-- Dataset extract follows --

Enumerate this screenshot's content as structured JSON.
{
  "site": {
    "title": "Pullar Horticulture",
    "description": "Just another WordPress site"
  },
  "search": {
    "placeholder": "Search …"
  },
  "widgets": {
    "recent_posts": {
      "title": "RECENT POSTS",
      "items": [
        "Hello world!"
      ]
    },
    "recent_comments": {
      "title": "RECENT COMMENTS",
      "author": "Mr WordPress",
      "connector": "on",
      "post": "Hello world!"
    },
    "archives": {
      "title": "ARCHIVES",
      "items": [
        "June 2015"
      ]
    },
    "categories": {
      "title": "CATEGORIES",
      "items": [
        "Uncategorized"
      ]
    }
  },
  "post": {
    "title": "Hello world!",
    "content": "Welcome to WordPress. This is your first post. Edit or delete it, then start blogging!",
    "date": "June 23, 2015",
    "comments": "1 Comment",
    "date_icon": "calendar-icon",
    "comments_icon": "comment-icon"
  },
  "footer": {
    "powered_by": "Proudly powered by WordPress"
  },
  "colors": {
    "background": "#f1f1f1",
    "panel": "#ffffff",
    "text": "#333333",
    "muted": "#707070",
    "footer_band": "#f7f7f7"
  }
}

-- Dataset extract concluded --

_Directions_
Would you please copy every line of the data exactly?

_Result of this task_
Enumerate this screenshot's content as structured JSON.
{
  "site": {
    "title": "Pullar Horticulture",
    "description": "Just another WordPress site"
  },
  "search": {
    "placeholder": "Search …"
  },
  "widgets": {
    "recent_posts": {
      "title": "RECENT POSTS",
      "items": [
        "Hello world!"
      ]
    },
    "recent_comments": {
      "title": "RECENT COMMENTS",
      "author": "Mr WordPress",
      "connector": "on",
      "post": "Hello world!"
    },
    "archives": {
      "title": "ARCHIVES",
      "items": [
        "June 2015"
      ]
    },
    "categories": {
      "title": "CATEGORIES",
      "items": [
        "Uncategorized"
      ]
    }
  },
  "post": {
    "title": "Hello world!",
    "content": "Welcome to WordPress. This is your first post. Edit or delete it, then start blogging!",
    "date": "June 23, 2015",
    "comments": "1 Comment",
    "date_icon": "calendar-icon",
    "comments_icon": "comment-icon"
  },
  "footer": {
    "powered_by": "Proudly powered by WordPress"
  },
  "colors": {
    "background": "#f1f1f1",
    "panel": "#ffffff",
    "text": "#333333",
    "muted": "#707070",
    "footer_band": "#f7f7f7"
  }
}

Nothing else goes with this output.